##### Input data #####

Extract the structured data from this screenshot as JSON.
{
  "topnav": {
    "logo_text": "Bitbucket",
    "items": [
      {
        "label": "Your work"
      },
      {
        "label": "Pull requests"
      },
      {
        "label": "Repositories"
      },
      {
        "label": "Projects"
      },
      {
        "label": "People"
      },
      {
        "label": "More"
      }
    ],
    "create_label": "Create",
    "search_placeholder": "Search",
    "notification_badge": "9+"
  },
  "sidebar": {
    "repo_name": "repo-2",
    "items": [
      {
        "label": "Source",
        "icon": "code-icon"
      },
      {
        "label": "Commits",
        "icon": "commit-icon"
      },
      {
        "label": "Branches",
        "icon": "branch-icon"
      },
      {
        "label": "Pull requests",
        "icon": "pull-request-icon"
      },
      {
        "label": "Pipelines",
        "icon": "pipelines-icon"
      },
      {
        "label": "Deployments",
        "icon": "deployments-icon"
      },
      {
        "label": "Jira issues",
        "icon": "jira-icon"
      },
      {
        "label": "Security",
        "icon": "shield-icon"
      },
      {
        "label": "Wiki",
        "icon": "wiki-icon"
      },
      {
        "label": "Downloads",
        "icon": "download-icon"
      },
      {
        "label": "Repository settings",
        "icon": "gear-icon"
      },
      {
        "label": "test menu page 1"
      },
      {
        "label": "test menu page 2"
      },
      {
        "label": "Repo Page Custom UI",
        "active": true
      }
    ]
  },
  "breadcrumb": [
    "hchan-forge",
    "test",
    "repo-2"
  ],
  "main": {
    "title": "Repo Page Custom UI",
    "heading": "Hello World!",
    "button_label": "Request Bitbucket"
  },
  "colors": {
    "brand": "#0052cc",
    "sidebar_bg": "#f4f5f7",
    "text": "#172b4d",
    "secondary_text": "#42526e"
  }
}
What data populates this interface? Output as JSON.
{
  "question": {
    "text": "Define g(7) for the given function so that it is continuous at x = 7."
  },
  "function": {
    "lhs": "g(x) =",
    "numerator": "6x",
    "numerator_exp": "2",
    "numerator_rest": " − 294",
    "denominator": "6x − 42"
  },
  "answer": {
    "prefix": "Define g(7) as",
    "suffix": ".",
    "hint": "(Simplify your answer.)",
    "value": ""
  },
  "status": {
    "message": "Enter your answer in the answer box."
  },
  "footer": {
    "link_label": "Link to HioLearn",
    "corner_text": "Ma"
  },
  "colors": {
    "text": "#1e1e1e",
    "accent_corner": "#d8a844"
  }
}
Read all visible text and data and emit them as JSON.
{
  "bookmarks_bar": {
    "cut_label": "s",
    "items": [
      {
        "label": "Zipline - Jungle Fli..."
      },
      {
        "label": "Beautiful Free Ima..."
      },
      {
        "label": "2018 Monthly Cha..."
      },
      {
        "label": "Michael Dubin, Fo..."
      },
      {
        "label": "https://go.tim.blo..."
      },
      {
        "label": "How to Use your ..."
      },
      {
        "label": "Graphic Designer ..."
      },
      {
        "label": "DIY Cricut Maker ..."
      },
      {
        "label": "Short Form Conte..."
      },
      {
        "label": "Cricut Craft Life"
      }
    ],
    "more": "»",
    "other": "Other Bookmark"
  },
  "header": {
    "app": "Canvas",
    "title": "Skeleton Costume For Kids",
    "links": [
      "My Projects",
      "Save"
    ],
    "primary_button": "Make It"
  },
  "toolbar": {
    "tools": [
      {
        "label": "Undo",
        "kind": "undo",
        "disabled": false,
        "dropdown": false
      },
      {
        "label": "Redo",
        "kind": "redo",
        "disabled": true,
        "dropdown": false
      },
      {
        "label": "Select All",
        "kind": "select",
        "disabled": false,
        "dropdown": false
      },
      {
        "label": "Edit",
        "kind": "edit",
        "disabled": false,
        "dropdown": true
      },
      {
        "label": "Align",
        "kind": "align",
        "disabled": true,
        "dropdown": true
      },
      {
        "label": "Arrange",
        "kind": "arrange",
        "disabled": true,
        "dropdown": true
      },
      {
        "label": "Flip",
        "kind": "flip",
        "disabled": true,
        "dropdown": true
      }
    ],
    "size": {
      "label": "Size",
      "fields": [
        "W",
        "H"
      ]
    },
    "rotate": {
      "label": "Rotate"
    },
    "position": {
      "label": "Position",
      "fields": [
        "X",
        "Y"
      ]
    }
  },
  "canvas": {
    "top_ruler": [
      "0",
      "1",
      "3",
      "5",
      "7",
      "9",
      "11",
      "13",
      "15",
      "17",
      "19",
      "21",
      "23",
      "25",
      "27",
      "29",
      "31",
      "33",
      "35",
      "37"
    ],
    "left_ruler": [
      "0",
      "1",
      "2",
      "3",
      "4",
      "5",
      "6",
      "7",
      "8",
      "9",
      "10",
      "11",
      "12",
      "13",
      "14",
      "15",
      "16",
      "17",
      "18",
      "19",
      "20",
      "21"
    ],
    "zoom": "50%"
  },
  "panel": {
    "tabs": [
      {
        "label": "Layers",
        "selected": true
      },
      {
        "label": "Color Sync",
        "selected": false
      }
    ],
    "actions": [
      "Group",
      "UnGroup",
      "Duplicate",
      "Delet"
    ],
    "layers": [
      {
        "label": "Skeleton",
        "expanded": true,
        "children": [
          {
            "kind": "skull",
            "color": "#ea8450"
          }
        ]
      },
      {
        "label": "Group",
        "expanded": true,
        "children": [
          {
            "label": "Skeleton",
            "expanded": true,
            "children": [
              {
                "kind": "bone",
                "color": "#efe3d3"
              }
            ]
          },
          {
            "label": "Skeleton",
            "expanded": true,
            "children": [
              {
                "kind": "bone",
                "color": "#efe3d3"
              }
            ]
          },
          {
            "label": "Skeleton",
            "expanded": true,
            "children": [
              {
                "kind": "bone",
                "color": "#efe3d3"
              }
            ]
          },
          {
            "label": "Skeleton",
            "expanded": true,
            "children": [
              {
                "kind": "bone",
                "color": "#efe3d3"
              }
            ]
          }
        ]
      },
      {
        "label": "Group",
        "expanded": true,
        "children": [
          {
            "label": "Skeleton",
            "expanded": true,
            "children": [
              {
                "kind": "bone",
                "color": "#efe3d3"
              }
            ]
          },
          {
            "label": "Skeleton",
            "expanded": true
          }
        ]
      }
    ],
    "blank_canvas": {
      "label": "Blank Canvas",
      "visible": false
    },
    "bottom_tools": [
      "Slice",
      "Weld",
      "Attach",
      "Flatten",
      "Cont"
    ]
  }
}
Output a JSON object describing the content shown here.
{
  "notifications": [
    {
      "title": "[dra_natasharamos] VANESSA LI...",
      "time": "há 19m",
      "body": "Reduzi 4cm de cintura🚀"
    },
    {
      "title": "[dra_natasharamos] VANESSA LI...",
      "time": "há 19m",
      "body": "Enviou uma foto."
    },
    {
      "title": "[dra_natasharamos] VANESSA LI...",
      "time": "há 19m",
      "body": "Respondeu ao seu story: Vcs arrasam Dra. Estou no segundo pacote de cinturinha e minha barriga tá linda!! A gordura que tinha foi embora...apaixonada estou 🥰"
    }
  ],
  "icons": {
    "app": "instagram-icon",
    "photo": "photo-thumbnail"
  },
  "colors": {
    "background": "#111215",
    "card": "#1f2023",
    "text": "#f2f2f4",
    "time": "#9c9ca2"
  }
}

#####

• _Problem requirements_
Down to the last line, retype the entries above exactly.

• _Answer to this exercise_
Extract the structured data from this screenshot as JSON.
{
  "topnav": {
    "logo_text": "Bitbucket",
    "items": [
      {
        "label": "Your work"
      },
      {
        "label": "Pull requests"
      },
      {
        "label": "Repositories"
      },
      {
        "label": "Projects"
      },
      {
        "label": "People"
      },
      {
        "label": "More"
      }
    ],
    "create_label": "Create",
    "search_placeholder": "Search",
    "notification_badge": "9+"
  },
  "sidebar": {
    "repo_name": "repo-2",
    "items": [
      {
        "label": "Source",
        "icon": "code-icon"
      },
      {
        "label": "Commits",
        "icon": "commit-icon"
      },
      {
        "label": "Branches",
        "icon": "branch-icon"
      },
      {
        "label": "Pull requests",
        "icon": "pull-request-icon"
      },
      {
        "label": "Pipelines",
        "icon": "pipelines-icon"
      },
      {
        "label": "Deployments",
        "icon": "deployments-icon"
      },
      {
        "label": "Jira issues",
        "icon": "jira-icon"
      },
      {
        "label": "Security",
        "icon": "shield-icon"
      },
      {
        "label": "Wiki",
        "icon": "wiki-icon"
      },
      {
        "label": "Downloads",
        "icon": "download-icon"
      },
      {
        "label": "Repository settings",
        "icon": "gear-icon"
      },
      {
        "label": "test menu page 1"
      },
      {
        "label": "test menu page 2"
      },
      {
        "label": "Repo Page Custom UI",
        "active": true
      }
    ]
  },
  "breadcrumb": [
    "hchan-forge",
    "test",
    "repo-2"
  ],
  "main": {
    "title": "Repo Page Custom UI",
    "heading": "Hello World!",
    "button_label": "Request Bitbucket"
  },
  "colors": {
    "brand": "#0052cc",
    "sidebar_bg": "#f4f5f7",
    "text": "#172b4d",
    "secondary_text": "#42526e"
  }
}
What data populates this interface? Output as JSON.
{
  "question": {
    "text": "Define g(7) for the given function so that it is continuous at x = 7."
  },
  "function": {
    "lhs": "g(x) =",
    "numerator": "6x",
    "numerator_exp": "2",
    "numerator_rest": " − 294",
    "denominator": "6x − 42"
  },
  "answer": {
    "prefix": "Define g(7) as",
    "suffix": ".",
    "hint": "(Simplify your answer.)",
    "value": ""
  },
  "status": {
    "message": "Enter your answer in the answer box."
  },
  "footer": {
    "link_label": "Link to HioLearn",
    "corner_text": "Ma"
  },
  "colors": {
    "text": "#1e1e1e",
    "accent_corner": "#d8a844"
  }
}
Read all visible text and data and emit them as JSON.
{
  "bookmarks_bar": {
    "cut_label": "s",
    "items": [
      {
        "label": "Zipline - Jungle Fli..."
      },
      {
        "label": "Beautiful Free Ima..."
      },
      {
        "label": "2018 Monthly Cha..."
      },
      {
        "label": "Michael Dubin, Fo..."
      },
      {
        "label": "https://go.tim.blo..."
      },
      {
        "label": "How to Use your ..."
      },
      {
        "label": "Graphic Designer ..."
      },
      {
        "label": "DIY Cricut Maker ..."
      },
      {
        "label": "Short Form Conte..."
      },
      {
        "label": "Cricut Craft Life"
      }
    ],
    "more": "»",
    "other": "Other Bookmark"
  },
  "header": {
    "app": "Canvas",
    "title": "Skeleton Costume For Kids",
    "links": [
      "My Projects",
      "Save"
    ],
    "primary_button": "Make It"
  },
  "toolbar": {
    "tools": [
      {
        "label": "Undo",
        "kind": "undo",
        "disabled": false,
        "dropdown": false
      },
      {
        "label": "Redo",
        "kind": "redo",
        "disabled": true,
        "dropdown": false
      },
      {
        "label": "Select All",
        "kind": "select",
        "disabled": false,
        "dropdown": false
      },
      {
        "label": "Edit",
        "kind": "edit",
        "disabled": false,
        "dropdown": true
      },
      {
        "label": "Align",
        "kind": "align",
        "disabled": true,
        "dropdown": true
      },
      {
        "label": "Arrange",
        "kind": "arrange",
        "disabled": true,
        "dropdown": true
      },
      {
        "label": "Flip",
        "kind": "flip",
        "disabled": true,
        "dropdown": true
      }
    ],
    "size": {
      "label": "Size",
      "fields": [
        "W",
        "H"
      ]
    },
    "rotate": {
      "label": "Rotate"
    },
    "position": {
      "label": "Position",
      "fields": [
        "X",
        "Y"
      ]
    }
  },
  "canvas": {
    "top_ruler": [
      "0",
      "1",
      "3",
      "5",
      "7",
      "9",
      "11",
      "13",
      "15",
      "17",
      "19",
      "21",
      "23",
      "25",
      "27",
      "29",
      "31",
      "33",
      "35",
      "37"
    ],
    "left_ruler": [
      "0",
      "1",
      "2",
      "3",
      "4",
      "5",
      "6",
      "7",
      "8",
      "9",
      "10",
      "11",
      "12",
      "13",
      "14",
      "15",
      "16",
      "17",
      "18",
      "19",
      "20",
      "21"
    ],
    "zoom": "50%"
  },
  "panel": {
    "tabs": [
      {
        "label": "Layers",
        "selected": true
      },
      {
        "label": "Color Sync",
        "selected": false
      }
    ],
    "actions": [
      "Group",
      "UnGroup",
      "Duplicate",
      "Delet"
    ],
    "layers": [
      {
        "label": "Skeleton",
        "expanded": true,
        "children": [
          {
            "kind": "skull",
            "color": "#ea8450"
          }
        ]
      },
      {
        "label": "Group",
        "expanded": true,
        "children": [
          {
            "label": "Skeleton",
            "expanded": true,
            "children": [
              {
                "kind": "bone",
                "color": "#efe3d3"
              }
            ]
          },
          {
            "label": "Skeleton",
            "expanded": true,
            "children": [
              {
                "kind": "bone",
                "color": "#efe3d3"
              }
            ]
          },
          {
            "label": "Skeleton",
            "expanded": true,
            "children": [
              {
                "kind": "bone",
                "color": "#efe3d3"
              }
            ]
          },
          {
            "label": "Skeleton",
            "expanded": true,
            "children": [
              {
                "kind": "bone",
                "color": "#efe3d3"
              }
            ]
          }
        ]
      },
      {
        "label": "Group",
        "expanded": true,
        "children": [
          {
            "label": "Skeleton",
            "expanded": true,
            "children": [
              {
                "kind": "bone",
                "color": "#efe3d3"
              }
            ]
          },
          {
            "label": "Skeleton",
            "expanded": true
          }
        ]
      }
    ],
    "blank_canvas": {
      "label": "Blank Canvas",
      "visible": false
    },
    "bottom_tools": [
      "Slice",
      "Weld",
      "Attach",
      "Flatten",
      "Cont"
    ]
  }
}
Output a JSON object describing the content shown here.
{
  "notifications": [
    {
      "title": "[dra_natasharamos] VANESSA LI...",
      "time": "há 19m",
      "body": "Reduzi 4cm de cintura🚀"
    },
    {
      "title": "[dra_natasharamos] VANESSA LI...",
      "time": "há 19m",
      "body": "Enviou uma foto."
    },
    {
      "title": "[dra_natasharamos] VANESSA LI...",
      "time": "há 19m",
      "body": "Respondeu ao seu story: Vcs arrasam Dra. Estou no segundo pacote de cinturinha e minha barriga tá linda!! A gordura que tinha foi embora...apaixonada estou 🥰"
    }
  ],
  "icons": {
    "app": "instagram-icon",
    "photo": "photo-thumbnail"
  },
  "colors": {
    "background": "#111215",
    "card": "#1f2023",
    "text": "#f2f2f4",
    "time": "#9c9ca2"
  }
}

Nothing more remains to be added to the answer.